- _Task brief_
Only the lines containing "hwdomain" belong in the answer; find them in the material below.

- _Provided records_
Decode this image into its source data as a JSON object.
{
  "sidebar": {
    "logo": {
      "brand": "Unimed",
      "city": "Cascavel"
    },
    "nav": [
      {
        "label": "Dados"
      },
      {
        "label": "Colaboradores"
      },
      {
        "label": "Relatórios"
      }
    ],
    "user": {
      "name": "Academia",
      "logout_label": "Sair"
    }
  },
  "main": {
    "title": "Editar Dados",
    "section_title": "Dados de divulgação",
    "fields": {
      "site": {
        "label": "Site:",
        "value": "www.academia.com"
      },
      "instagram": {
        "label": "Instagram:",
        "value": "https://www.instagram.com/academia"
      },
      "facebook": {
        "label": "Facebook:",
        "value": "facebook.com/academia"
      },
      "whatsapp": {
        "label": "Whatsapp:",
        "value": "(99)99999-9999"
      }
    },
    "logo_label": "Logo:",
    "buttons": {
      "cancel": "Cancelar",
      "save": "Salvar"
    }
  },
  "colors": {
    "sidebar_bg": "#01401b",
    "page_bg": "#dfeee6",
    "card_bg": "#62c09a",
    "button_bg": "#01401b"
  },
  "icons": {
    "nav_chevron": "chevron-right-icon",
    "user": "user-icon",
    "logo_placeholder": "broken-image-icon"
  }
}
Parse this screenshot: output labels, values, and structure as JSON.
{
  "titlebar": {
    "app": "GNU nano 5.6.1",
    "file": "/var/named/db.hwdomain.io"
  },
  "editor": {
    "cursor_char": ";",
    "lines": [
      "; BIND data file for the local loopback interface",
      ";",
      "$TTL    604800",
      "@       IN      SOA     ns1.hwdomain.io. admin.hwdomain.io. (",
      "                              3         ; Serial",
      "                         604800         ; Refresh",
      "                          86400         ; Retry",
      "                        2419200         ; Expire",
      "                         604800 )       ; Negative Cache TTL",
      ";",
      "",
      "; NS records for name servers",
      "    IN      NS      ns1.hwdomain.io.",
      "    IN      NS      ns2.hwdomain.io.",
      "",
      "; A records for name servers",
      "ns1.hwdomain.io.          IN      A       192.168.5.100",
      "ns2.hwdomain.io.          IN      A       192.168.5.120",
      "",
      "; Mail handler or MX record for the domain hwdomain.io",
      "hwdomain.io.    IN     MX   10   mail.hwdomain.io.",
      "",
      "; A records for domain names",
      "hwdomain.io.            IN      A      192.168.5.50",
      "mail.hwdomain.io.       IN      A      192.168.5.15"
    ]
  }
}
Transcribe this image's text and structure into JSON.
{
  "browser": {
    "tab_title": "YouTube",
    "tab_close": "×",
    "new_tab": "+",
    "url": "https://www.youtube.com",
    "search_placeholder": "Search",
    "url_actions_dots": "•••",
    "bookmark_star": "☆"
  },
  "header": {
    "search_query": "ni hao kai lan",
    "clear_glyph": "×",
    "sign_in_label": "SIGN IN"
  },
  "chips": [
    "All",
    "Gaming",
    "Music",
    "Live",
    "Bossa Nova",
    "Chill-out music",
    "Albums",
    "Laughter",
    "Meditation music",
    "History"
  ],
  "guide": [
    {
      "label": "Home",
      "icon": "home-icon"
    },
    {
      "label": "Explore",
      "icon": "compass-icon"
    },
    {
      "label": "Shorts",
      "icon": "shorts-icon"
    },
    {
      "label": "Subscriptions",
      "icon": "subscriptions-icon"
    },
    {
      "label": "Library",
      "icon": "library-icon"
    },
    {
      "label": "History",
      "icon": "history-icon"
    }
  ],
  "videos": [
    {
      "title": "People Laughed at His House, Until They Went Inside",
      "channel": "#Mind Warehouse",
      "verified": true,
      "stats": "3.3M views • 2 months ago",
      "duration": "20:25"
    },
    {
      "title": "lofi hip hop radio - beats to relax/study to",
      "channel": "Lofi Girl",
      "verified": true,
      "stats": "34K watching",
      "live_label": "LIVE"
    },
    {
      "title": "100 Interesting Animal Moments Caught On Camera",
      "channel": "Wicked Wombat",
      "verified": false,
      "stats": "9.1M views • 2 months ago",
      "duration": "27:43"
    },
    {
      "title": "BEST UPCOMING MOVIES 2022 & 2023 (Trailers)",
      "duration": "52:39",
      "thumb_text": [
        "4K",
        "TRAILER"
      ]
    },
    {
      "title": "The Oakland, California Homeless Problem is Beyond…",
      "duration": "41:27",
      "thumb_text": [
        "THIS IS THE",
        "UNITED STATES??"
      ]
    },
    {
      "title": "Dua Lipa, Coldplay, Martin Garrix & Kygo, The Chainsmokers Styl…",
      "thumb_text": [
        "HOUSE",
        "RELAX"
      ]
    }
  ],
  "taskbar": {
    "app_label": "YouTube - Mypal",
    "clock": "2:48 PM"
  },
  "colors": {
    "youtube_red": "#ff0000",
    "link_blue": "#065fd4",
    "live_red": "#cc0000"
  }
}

- _Task answer_
    "file": "/var/named/db.hwdomain.io"
      "@       IN      SOA     ns1.hwdomain.io. admin.hwdomain.io. (",
      "    IN      NS      ns1.hwdomain.io.",
      "    IN      NS      ns2.hwdomain.io.",
      "ns1.hwdomain.io.          IN      A       192.168.5.100",
      "ns2.hwdomain.io.          IN      A       192.168.5.120",
      "; Mail handler or MX record for the domain hwdomain.io",
      "hwdomain.io.    IN     MX   10   mail.hwdomain.io.",
      "hwdomain.io.            IN      A      192.168.5.50",
      "mail.hwdomain.io.       IN      A      192.168.5.15"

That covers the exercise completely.